The Jewish community in Morocco lives its rituals and customs in accordance with the precepts of Judaism. Thus, in addition to the Rabbinical Court which rules on cases and disputes between Jews and the temples where they go for their prayers and feasts, Jews have their own slaughterhouses, where cattle and poultry are sacrificed in the Jewish way, which obeys strict standards and numerous conditions in order to remove all “forbidden” impurities from the animals’ flesh. The animals sacrificed must be ruminant mammals with cracked hooves. Thus, Jews do not consume horse meat, as is common among Muslims, just as they do not consume the lower part of the animal’s body, certain fats, ligaments and veins.
The slaughter process is supervised by religious leaders and experts appointed by the councils of Jewish communities wherever Jews live. These supervisors ensure first and foremost that the slaughter is carried out in accordance with the rules of hygiene and cleanliness. They also go to all slaughterhouses to endorse the sacrifice, verifying the implementation of the shehita, which corresponds to the Jewish rite of slaughter by jugulation that makes the animals pure and fit for consumption. Butchers undergo thorough training in the field of butchery and slaughter, given by Master Butchers more experienced than them, before obtaining a license to practice this profession.
Kosher meat is sold at high prices compared to meat sold in Islamic butcher shops. It is considered one of the most sacred foodstuffs among Jews. Before being cooked, it is carefully washed and stripped of all blood.

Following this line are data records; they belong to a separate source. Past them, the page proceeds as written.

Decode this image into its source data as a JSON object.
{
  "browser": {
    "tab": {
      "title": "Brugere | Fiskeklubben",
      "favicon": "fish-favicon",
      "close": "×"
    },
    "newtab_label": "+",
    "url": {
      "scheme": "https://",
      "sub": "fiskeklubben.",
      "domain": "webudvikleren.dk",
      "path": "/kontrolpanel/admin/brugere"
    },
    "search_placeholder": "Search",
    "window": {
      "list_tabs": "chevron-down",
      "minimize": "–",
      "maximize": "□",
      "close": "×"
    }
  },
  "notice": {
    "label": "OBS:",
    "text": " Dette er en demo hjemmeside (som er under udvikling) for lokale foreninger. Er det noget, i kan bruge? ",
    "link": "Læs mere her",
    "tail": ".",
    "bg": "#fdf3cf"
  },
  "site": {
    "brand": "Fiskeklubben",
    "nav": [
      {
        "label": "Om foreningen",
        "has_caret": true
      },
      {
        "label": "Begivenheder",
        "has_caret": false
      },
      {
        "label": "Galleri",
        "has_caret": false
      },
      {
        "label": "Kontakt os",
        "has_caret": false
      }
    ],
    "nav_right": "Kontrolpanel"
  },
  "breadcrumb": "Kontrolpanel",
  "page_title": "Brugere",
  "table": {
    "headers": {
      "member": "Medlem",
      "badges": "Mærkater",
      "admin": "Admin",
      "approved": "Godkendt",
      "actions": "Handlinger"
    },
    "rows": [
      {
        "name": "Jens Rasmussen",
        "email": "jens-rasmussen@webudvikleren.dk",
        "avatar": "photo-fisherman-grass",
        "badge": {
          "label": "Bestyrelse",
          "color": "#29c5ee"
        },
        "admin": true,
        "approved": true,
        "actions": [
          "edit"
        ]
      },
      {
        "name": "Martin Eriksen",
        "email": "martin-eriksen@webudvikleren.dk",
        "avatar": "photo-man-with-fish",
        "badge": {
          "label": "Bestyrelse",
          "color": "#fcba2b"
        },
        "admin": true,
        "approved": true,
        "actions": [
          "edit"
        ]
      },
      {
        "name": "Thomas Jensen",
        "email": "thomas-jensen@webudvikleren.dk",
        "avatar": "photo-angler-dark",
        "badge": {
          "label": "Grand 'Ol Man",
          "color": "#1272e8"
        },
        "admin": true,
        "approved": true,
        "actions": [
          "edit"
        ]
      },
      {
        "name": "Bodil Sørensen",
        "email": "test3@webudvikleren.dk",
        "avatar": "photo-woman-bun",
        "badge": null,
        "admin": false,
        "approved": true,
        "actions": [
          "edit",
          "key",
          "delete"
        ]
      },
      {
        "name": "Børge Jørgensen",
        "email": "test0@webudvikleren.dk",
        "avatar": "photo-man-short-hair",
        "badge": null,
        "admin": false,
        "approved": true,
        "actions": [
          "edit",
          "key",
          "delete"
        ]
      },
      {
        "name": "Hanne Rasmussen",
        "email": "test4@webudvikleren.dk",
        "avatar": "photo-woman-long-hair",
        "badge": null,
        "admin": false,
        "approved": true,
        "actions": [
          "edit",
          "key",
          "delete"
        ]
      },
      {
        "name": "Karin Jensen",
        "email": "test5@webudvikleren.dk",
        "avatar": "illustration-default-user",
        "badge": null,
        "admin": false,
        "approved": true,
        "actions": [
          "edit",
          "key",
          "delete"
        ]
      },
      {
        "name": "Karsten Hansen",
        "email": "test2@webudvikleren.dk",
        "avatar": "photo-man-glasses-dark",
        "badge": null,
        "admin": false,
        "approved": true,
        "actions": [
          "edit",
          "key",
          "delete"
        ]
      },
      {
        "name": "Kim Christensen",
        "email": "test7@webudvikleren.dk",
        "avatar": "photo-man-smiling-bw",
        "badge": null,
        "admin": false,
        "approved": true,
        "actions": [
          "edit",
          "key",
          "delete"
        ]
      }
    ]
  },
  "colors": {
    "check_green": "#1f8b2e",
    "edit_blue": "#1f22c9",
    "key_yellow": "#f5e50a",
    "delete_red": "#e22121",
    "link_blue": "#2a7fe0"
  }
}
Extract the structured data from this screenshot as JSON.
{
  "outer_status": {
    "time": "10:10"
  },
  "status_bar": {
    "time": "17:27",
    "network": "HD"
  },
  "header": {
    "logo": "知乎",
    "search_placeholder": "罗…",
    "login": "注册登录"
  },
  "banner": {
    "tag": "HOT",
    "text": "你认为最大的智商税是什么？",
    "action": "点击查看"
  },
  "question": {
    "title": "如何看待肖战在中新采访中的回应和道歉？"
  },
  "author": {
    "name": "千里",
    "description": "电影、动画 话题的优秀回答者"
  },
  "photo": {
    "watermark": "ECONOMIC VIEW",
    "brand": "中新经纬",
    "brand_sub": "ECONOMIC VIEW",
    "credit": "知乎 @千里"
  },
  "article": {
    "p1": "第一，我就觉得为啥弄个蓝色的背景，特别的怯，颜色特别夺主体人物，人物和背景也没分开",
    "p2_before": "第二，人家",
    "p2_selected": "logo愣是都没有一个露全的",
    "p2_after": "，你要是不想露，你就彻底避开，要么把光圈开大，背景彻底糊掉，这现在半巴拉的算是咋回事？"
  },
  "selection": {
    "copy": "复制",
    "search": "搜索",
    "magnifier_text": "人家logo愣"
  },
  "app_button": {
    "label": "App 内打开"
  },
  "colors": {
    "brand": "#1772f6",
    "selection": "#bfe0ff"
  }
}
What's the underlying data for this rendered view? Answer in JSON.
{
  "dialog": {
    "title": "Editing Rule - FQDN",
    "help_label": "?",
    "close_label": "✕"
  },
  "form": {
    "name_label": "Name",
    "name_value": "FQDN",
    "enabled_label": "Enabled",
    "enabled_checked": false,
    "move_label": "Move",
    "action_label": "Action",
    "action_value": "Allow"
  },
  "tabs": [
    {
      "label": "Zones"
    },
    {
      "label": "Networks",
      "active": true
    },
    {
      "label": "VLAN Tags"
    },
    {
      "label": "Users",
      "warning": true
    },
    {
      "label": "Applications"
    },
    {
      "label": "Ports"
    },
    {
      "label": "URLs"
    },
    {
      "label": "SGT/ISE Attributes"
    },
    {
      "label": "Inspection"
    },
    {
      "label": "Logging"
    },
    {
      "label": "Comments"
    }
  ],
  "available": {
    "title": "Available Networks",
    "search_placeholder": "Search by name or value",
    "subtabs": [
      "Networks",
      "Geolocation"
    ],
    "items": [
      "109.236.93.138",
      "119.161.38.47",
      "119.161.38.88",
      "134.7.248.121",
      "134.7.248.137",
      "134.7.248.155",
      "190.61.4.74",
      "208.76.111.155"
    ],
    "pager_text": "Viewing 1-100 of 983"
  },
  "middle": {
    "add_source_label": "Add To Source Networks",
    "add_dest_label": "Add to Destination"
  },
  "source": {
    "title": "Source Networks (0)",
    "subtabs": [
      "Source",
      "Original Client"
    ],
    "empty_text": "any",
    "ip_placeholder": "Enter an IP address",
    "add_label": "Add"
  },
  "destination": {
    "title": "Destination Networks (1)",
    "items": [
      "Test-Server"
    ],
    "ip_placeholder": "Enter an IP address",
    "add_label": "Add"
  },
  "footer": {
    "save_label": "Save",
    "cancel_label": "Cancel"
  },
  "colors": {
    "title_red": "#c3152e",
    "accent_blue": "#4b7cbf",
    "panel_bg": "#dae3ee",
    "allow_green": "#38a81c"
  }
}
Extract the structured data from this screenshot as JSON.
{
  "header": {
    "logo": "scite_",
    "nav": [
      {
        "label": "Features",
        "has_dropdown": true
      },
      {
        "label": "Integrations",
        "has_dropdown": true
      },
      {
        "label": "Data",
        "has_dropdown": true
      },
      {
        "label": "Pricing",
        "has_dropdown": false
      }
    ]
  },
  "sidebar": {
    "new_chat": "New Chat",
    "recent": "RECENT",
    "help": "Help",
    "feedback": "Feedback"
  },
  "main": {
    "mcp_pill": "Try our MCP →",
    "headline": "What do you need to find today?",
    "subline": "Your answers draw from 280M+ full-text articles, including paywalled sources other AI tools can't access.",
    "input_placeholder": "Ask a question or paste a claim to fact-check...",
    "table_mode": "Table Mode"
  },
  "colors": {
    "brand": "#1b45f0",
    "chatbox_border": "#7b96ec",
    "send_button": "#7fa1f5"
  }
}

Halal rituals are similar in Judaism and Islam. Both religions prohibit the consumption of pork and all types of insects except grasshoppers. Slaughter is carried out in the same way, cutting the neck of the animal in a single blow, thus ensuring that all the major blood vessels are completely severed.